WHAT TO PRODUCE =
Copy each line below without leaving any out.

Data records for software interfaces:
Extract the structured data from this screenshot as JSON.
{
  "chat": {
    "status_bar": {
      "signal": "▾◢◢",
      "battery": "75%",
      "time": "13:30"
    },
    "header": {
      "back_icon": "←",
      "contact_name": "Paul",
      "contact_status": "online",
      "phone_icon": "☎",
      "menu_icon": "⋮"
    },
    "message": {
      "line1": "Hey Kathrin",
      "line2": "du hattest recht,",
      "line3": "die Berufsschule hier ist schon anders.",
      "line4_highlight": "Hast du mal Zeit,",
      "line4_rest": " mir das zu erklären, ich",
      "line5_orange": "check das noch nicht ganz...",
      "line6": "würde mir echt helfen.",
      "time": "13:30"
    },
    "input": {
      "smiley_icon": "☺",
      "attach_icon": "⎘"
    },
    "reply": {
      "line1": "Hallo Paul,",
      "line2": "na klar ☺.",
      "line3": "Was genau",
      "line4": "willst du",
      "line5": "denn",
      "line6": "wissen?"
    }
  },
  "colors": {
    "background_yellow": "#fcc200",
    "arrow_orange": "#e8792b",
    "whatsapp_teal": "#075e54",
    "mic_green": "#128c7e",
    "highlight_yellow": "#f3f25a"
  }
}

FINISHED TASK =
Extract the structured data from this screenshot as JSON.
{
  "chat": {
    "status_bar": {
      "signal": "▾◢◢",
      "battery": "75%",
      "time": "13:30"
    },
    "header": {
      "back_icon": "←",
      "contact_name": "Paul",
      "contact_status": "online",
      "phone_icon": "☎",
      "menu_icon": "⋮"
    },
    "message": {
      "line1": "Hey Kathrin",
      "line2": "du hattest recht,",
      "line3": "die Berufsschule hier ist schon anders.",
      "line4_highlight": "Hast du mal Zeit,",
      "line4_rest": " mir das zu erklären, ich",
      "line5_orange": "check das noch nicht ganz...",
      "line6": "würde mir echt helfen.",
      "time": "13:30"
    },
    "input": {
      "smiley_icon": "☺",
      "attach_icon": "⎘"
    },
    "reply": {
      "line1": "Hallo Paul,",
      "line2": "na klar ☺.",
      "line3": "Was genau",
      "line4": "willst du",
      "line5": "denn",
      "line6": "wissen?"
    }
  },
  "colors": {
    "background_yellow": "#fcc200",
    "arrow_orange": "#e8792b",
    "whatsapp_teal": "#075e54",
    "mic_green": "#128c7e",
    "highlight_yellow": "#f3f25a"
  }
}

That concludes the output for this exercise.